▶ **Task to complete**
Once the images are removed, repeat all of the entries exactly.

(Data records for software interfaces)
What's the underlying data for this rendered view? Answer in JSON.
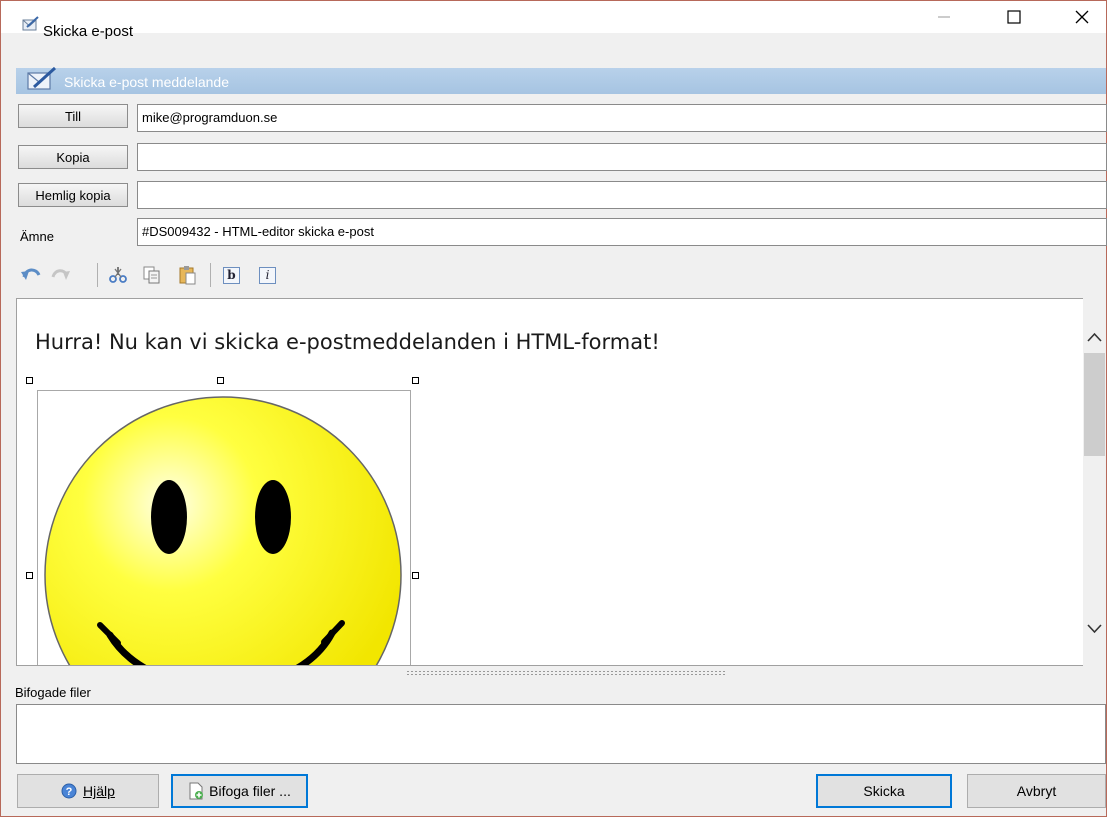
{
  "window": {
    "title": "Skicka e-post",
    "minimize": "—",
    "maximize": "☐",
    "close": "✕"
  },
  "banner": {
    "title": "Skicka e-post meddelande"
  },
  "fields": {
    "to_button": "Till",
    "to_value": "mike@programduon.se",
    "cc_button": "Kopia",
    "cc_value": "",
    "bcc_button": "Hemlig kopia",
    "bcc_value": "",
    "subject_label": "Ämne",
    "subject_value": "#DS009432 - HTML-editor skicka e-post"
  },
  "toolbar": {
    "items": [
      "undo-icon",
      "redo-icon",
      "cut-icon",
      "copy-icon",
      "paste-icon",
      "bold-icon",
      "italic-icon"
    ],
    "bold_glyph": "b",
    "italic_glyph": "i"
  },
  "editor": {
    "body_text": "Hurra! Nu kan vi skicka e-postmeddelanden i HTML-format!",
    "image": "smiley-face"
  },
  "attachments": {
    "label": "Bifogade filer"
  },
  "buttons": {
    "help": "Hjälp",
    "attach": "Bifoga filer ...",
    "send": "Skicka",
    "cancel": "Avbryt"
  },
  "colors": {
    "banner": "#a6c4e2",
    "focus": "#0078d7",
    "smiley": "#ffff00"
  }
}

▶ **Output of the exercise**
What's the underlying data for this rendered view? Answer in JSON.
{
  "window": {
    "title": "Skicka e-post",
    "minimize": "—",
    "maximize": "☐",
    "close": "✕"
  },
  "banner": {
    "title": "Skicka e-post meddelande"
  },
  "fields": {
    "to_button": "Till",
    "to_value": "mike@programduon.se",
    "cc_button": "Kopia",
    "cc_value": "",
    "bcc_button": "Hemlig kopia",
    "bcc_value": "",
    "subject_label": "Ämne",
    "subject_value": "#DS009432 - HTML-editor skicka e-post"
  },
  "toolbar": {
    "items": [
      "undo-icon",
      "redo-icon",
      "cut-icon",
      "copy-icon",
      "paste-icon",
      "bold-icon",
      "italic-icon"
    ],
    "bold_glyph": "b",
    "italic_glyph": "i"
  },
  "editor": {
    "body_text": "Hurra! Nu kan vi skicka e-postmeddelanden i HTML-format!",
    "image": "smiley-face"
  },
  "attachments": {
    "label": "Bifogade filer"
  },
  "buttons": {
    "help": "Hjälp",
    "attach": "Bifoga filer ...",
    "send": "Skicka",
    "cancel": "Avbryt"
  },
  "colors": {
    "banner": "#a6c4e2",
    "focus": "#0078d7",
    "smiley": "#ffff00"
  }
}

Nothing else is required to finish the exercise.